*INSTRUCTIONS FOR THE TASK*.
Please print the whole of the listing that follows exactly.

*TASK DATA*.
————

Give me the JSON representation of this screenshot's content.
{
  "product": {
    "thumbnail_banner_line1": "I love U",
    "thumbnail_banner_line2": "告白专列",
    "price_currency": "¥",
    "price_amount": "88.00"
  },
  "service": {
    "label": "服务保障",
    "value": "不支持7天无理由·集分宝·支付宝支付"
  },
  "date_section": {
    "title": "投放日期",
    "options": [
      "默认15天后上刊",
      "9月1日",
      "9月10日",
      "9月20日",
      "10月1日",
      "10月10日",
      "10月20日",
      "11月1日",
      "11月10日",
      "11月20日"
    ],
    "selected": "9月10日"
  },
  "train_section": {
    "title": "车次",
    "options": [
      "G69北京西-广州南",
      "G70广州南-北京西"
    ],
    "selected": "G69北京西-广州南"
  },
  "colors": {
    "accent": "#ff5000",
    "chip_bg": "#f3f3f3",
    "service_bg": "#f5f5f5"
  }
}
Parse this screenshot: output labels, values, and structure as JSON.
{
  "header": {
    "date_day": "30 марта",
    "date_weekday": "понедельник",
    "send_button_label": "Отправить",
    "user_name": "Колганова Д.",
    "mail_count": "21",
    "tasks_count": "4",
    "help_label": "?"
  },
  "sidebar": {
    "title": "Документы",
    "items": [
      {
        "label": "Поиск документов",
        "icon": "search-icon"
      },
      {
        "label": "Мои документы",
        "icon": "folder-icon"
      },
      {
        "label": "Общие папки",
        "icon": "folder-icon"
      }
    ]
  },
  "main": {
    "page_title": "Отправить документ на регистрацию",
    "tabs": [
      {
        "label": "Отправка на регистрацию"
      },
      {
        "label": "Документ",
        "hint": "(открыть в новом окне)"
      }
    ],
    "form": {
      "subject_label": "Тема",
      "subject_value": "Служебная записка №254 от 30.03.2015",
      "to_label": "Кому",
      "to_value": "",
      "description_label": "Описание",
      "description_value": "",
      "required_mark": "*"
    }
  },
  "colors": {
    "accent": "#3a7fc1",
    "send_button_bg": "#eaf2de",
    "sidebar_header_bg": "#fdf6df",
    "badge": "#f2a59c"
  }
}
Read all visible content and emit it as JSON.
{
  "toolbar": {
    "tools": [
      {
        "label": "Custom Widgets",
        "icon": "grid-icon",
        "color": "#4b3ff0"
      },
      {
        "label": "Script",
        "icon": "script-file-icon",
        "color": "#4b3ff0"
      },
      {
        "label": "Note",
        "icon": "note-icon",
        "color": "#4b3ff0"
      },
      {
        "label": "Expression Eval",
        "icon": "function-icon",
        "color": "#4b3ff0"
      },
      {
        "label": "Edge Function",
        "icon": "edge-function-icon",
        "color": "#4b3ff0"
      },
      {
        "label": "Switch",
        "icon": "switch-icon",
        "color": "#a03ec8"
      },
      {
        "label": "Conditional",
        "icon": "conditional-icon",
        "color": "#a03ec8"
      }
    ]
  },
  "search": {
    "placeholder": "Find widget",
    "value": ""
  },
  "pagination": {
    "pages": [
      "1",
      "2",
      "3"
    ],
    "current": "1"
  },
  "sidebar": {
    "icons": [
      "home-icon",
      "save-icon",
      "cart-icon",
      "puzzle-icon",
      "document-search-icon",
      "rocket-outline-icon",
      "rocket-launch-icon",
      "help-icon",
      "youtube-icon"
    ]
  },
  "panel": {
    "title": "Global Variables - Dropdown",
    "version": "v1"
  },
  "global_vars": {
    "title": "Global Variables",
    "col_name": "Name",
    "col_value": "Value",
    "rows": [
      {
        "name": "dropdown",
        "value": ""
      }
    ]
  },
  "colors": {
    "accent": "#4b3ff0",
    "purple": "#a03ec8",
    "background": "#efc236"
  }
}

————

*RESPONSE FOR THIS EXERCISE*.
Give me the JSON representation of this screenshot's content.
{
  "product": {
    "thumbnail_banner_line1": "I love U",
    "thumbnail_banner_line2": "告白专列",
    "price_currency": "¥",
    "price_amount": "88.00"
  },
  "service": {
    "label": "服务保障",
    "value": "不支持7天无理由·集分宝·支付宝支付"
  },
  "date_section": {
    "title": "投放日期",
    "options": [
      "默认15天后上刊",
      "9月1日",
      "9月10日",
      "9月20日",
      "10月1日",
      "10月10日",
      "10月20日",
      "11月1日",
      "11月10日",
      "11月20日"
    ],
    "selected": "9月10日"
  },
  "train_section": {
    "title": "车次",
    "options": [
      "G69北京西-广州南",
      "G70广州南-北京西"
    ],
    "selected": "G69北京西-广州南"
  },
  "colors": {
    "accent": "#ff5000",
    "chip_bg": "#f3f3f3",
    "service_bg": "#f5f5f5"
  }
}
Parse this screenshot: output labels, values, and structure as JSON.
{
  "header": {
    "date_day": "30 марта",
    "date_weekday": "понедельник",
    "send_button_label": "Отправить",
    "user_name": "Колганова Д.",
    "mail_count": "21",
    "tasks_count": "4",
    "help_label": "?"
  },
  "sidebar": {
    "title": "Документы",
    "items": [
      {
        "label": "Поиск документов",
        "icon": "search-icon"
      },
      {
        "label": "Мои документы",
        "icon": "folder-icon"
      },
      {
        "label": "Общие папки",
        "icon": "folder-icon"
      }
    ]
  },
  "main": {
    "page_title": "Отправить документ на регистрацию",
    "tabs": [
      {
        "label": "Отправка на регистрацию"
      },
      {
        "label": "Документ",
        "hint": "(открыть в новом окне)"
      }
    ],
    "form": {
      "subject_label": "Тема",
      "subject_value": "Служебная записка №254 от 30.03.2015",
      "to_label": "Кому",
      "to_value": "",
      "description_label": "Описание",
      "description_value": "",
      "required_mark": "*"
    }
  },
  "colors": {
    "accent": "#3a7fc1",
    "send_button_bg": "#eaf2de",
    "sidebar_header_bg": "#fdf6df",
    "badge": "#f2a59c"
  }
}
Read all visible content and emit it as JSON.
{
  "toolbar": {
    "tools": [
      {
        "label": "Custom Widgets",
        "icon": "grid-icon",
        "color": "#4b3ff0"
      },
      {
        "label": "Script",
        "icon": "script-file-icon",
        "color": "#4b3ff0"
      },
      {
        "label": "Note",
        "icon": "note-icon",
        "color": "#4b3ff0"
      },
      {
        "label": "Expression Eval",
        "icon": "function-icon",
        "color": "#4b3ff0"
      },
      {
        "label": "Edge Function",
        "icon": "edge-function-icon",
        "color": "#4b3ff0"
      },
      {
        "label": "Switch",
        "icon": "switch-icon",
        "color": "#a03ec8"
      },
      {
        "label": "Conditional",
        "icon": "conditional-icon",
        "color": "#a03ec8"
      }
    ]
  },
  "search": {
    "placeholder": "Find widget",
    "value": ""
  },
  "pagination": {
    "pages": [
      "1",
      "2",
      "3"
    ],
    "current": "1"
  },
  "sidebar": {
    "icons": [
      "home-icon",
      "save-icon",
      "cart-icon",
      "puzzle-icon",
      "document-search-icon",
      "rocket-outline-icon",
      "rocket-launch-icon",
      "help-icon",
      "youtube-icon"
    ]
  },
  "panel": {
    "title": "Global Variables - Dropdown",
    "version": "v1"
  },
  "global_vars": {
    "title": "Global Variables",
    "col_name": "Name",
    "col_value": "Value",
    "rows": [
      {
        "name": "dropdown",
        "value": ""
      }
    ]
  },
  "colors": {
    "accent": "#4b3ff0",
    "purple": "#a03ec8",
    "background": "#efc236"
  }
}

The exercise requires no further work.